= Extracted material =
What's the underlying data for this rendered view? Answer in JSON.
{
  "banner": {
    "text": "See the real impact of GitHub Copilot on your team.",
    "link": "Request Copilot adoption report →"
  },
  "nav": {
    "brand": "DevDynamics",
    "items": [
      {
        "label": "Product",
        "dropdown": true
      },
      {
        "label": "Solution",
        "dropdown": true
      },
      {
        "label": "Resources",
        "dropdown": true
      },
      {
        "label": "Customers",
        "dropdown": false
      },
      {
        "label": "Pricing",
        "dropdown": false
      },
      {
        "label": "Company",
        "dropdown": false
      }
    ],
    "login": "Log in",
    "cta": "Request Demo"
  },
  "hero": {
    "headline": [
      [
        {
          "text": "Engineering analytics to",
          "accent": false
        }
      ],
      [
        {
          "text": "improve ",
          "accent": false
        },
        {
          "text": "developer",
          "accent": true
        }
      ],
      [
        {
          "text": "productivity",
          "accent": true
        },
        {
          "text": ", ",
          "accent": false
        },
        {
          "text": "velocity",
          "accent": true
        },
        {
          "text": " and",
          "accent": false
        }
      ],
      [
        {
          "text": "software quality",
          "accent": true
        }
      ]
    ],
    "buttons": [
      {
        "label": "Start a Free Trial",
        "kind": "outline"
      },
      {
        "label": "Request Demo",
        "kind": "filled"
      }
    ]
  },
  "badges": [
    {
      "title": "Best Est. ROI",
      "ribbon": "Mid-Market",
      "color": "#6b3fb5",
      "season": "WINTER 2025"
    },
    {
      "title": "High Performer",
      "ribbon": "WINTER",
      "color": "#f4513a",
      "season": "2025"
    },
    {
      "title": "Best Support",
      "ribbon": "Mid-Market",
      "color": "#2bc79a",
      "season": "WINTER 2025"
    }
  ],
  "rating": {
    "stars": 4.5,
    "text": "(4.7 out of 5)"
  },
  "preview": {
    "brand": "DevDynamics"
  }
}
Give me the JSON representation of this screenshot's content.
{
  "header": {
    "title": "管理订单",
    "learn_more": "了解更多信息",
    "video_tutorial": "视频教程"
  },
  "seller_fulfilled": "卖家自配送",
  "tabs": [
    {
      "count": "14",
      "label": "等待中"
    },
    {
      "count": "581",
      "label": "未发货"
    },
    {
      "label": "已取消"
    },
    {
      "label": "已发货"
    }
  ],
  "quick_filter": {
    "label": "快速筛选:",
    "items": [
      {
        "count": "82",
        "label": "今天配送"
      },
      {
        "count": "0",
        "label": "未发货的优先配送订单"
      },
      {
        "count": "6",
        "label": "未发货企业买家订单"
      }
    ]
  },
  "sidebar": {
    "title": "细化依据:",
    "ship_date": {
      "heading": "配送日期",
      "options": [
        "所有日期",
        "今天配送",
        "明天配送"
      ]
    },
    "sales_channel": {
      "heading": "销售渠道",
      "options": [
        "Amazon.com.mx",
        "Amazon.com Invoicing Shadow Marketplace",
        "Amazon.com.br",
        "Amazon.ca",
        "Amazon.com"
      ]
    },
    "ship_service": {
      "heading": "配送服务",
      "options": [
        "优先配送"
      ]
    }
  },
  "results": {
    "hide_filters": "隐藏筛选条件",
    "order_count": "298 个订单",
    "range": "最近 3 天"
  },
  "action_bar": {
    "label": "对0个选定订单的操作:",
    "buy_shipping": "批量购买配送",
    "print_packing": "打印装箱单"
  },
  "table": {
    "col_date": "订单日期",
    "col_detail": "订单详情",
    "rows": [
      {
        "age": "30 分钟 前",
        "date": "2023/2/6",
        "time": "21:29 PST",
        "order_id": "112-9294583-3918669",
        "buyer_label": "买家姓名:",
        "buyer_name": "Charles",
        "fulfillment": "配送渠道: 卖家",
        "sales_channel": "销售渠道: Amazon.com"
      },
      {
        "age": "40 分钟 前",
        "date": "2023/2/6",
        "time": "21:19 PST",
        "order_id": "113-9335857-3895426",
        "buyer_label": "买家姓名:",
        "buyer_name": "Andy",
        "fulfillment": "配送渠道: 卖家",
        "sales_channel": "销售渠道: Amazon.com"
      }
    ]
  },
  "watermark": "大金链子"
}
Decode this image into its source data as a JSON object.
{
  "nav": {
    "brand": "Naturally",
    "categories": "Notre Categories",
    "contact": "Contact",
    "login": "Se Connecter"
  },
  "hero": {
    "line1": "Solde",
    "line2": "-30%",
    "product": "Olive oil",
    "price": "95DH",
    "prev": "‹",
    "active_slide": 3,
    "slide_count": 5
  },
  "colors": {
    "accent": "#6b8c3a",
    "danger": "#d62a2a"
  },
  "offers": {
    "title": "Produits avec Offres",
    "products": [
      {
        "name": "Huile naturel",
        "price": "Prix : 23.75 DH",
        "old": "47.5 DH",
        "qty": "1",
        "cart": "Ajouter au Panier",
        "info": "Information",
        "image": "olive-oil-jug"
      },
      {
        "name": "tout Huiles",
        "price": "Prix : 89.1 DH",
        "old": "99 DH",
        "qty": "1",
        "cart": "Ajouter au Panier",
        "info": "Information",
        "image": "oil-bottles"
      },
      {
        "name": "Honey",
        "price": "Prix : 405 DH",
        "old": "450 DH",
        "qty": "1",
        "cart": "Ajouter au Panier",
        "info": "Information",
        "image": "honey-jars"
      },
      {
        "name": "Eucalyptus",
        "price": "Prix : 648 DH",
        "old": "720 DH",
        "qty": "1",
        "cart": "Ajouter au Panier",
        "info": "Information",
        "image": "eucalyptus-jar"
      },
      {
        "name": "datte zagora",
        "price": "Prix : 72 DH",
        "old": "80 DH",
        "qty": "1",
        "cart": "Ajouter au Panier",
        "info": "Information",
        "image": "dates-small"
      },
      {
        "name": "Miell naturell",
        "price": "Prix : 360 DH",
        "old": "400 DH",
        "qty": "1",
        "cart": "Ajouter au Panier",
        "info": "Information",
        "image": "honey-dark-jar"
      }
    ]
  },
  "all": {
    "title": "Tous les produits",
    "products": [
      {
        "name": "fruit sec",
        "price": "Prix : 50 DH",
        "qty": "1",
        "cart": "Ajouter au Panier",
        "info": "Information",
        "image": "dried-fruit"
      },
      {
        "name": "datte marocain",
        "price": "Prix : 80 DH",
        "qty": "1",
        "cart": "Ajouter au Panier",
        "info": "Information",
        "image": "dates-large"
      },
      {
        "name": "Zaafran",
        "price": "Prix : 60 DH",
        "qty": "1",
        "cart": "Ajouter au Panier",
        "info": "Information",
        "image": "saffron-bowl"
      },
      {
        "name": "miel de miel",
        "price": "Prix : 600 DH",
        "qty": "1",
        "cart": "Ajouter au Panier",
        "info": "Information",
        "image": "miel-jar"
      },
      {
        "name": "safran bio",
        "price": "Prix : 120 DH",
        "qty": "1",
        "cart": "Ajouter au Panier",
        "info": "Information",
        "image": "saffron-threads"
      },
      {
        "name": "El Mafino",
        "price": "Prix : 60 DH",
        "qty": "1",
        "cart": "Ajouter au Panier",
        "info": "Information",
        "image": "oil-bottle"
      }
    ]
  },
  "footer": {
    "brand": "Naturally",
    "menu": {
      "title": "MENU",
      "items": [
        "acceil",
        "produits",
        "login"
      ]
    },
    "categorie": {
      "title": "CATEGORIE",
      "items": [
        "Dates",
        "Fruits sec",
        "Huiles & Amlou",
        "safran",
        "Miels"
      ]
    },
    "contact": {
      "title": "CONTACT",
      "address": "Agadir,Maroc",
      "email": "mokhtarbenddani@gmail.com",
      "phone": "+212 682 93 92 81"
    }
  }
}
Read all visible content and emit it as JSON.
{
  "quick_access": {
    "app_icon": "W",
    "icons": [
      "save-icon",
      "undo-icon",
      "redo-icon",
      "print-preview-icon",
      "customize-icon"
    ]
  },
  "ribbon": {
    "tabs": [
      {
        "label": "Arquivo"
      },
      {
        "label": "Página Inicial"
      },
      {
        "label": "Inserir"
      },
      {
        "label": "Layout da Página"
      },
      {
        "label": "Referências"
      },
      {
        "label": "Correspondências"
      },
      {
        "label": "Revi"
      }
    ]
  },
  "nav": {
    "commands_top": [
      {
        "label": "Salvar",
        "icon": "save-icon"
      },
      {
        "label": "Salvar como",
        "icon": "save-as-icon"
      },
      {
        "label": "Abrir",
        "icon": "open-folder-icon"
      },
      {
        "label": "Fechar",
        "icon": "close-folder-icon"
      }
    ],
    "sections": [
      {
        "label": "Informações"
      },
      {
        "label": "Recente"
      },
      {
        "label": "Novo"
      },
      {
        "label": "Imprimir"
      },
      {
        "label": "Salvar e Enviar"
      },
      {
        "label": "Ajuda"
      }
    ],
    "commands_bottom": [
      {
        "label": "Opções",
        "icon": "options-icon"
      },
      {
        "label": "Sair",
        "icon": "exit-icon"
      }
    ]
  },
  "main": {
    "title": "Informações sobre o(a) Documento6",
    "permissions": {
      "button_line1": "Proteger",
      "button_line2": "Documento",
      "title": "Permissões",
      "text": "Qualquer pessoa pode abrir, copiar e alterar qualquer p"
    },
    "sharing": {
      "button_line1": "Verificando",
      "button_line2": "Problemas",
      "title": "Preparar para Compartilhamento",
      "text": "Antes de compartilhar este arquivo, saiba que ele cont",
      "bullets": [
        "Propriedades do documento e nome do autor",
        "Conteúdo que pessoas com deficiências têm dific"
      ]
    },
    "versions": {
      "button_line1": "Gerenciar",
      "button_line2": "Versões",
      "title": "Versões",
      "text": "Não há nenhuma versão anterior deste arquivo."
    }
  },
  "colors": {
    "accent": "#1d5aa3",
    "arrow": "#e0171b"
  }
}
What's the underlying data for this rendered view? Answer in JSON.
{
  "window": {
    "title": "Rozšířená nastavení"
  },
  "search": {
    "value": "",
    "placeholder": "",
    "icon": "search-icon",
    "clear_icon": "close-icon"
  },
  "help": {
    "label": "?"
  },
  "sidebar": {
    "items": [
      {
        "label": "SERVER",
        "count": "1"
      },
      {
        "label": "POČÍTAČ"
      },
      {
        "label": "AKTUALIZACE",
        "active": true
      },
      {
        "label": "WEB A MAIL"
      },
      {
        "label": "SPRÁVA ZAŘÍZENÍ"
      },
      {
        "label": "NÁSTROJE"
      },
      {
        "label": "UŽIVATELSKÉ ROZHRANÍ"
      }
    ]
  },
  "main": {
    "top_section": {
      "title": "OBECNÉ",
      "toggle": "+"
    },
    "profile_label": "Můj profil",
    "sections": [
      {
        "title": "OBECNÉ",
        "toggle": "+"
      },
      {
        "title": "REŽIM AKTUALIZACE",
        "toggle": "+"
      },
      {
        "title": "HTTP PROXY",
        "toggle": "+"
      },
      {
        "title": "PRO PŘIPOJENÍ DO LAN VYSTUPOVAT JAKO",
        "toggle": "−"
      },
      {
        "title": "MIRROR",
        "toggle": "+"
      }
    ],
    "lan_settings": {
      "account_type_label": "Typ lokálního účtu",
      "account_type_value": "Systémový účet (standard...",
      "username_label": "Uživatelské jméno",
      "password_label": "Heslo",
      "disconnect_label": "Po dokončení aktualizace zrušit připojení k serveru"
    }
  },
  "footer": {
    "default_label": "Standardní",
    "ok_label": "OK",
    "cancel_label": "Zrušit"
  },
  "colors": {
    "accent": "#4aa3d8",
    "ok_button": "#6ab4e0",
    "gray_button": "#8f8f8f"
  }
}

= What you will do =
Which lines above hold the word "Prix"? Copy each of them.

= Expected answer =
        "price": "Prix : 23.75 DH",
        "price": "Prix : 89.1 DH",
        "price": "Prix : 405 DH",
        "price": "Prix : 648 DH",
        "price": "Prix : 72 DH",
        "price": "Prix : 360 DH",
        "price": "Prix : 50 DH",
        "price": "Prix : 80 DH",
        "price": "Prix : 60 DH",
        "price": "Prix : 600 DH",
        "price": "Prix : 120 DH",
        "price": "Prix : 60 DH",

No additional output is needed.